Across the lines of the records below, how many have the string "button" in them? Answer with the number alone.

— Web page and app entries —
┄┄┄┄┄┄┄┄┄┄┄┄┄┄┄┄┄┄┄┄

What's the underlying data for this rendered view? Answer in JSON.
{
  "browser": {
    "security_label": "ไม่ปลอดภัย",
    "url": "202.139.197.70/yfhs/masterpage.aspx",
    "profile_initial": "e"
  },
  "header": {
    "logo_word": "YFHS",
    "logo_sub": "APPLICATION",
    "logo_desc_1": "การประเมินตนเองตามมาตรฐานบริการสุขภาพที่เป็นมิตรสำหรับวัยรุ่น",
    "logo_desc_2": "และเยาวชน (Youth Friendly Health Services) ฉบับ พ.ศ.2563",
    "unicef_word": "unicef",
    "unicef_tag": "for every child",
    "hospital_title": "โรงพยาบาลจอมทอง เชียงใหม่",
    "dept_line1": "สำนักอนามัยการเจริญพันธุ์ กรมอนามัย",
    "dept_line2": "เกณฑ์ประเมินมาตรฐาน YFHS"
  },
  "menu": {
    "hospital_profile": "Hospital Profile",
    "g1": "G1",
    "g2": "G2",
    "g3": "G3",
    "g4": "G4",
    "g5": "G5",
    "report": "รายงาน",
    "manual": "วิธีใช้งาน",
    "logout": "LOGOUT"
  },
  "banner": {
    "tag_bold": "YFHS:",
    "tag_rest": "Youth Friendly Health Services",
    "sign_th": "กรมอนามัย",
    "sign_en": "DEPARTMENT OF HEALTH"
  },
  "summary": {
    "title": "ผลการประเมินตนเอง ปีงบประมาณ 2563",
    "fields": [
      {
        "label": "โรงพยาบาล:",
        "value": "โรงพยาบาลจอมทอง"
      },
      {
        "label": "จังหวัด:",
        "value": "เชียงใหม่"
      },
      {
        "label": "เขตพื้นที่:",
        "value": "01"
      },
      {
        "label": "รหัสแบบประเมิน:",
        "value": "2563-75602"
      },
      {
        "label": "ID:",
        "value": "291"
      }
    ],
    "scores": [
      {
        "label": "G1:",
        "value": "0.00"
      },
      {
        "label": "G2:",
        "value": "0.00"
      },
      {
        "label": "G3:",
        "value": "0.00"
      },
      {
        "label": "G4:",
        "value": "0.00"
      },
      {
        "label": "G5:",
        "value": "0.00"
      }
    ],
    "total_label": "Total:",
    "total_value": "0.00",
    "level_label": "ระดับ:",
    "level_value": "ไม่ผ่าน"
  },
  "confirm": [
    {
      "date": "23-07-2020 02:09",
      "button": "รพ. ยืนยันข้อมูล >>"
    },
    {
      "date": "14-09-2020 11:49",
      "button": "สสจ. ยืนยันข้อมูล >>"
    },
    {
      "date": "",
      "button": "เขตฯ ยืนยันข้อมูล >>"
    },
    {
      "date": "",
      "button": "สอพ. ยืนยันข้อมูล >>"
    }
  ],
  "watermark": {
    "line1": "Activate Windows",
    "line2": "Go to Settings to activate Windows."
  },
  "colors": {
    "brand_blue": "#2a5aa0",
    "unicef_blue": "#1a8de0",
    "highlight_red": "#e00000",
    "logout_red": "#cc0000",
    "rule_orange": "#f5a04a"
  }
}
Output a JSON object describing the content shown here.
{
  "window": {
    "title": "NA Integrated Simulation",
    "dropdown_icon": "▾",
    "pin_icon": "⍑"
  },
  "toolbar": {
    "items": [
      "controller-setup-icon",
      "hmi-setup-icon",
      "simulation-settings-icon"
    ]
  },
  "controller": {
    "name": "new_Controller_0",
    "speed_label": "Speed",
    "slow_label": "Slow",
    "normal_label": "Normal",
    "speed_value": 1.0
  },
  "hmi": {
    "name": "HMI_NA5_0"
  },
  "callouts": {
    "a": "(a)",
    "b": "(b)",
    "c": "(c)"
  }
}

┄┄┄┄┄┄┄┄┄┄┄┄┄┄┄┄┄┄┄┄

— Your response —
4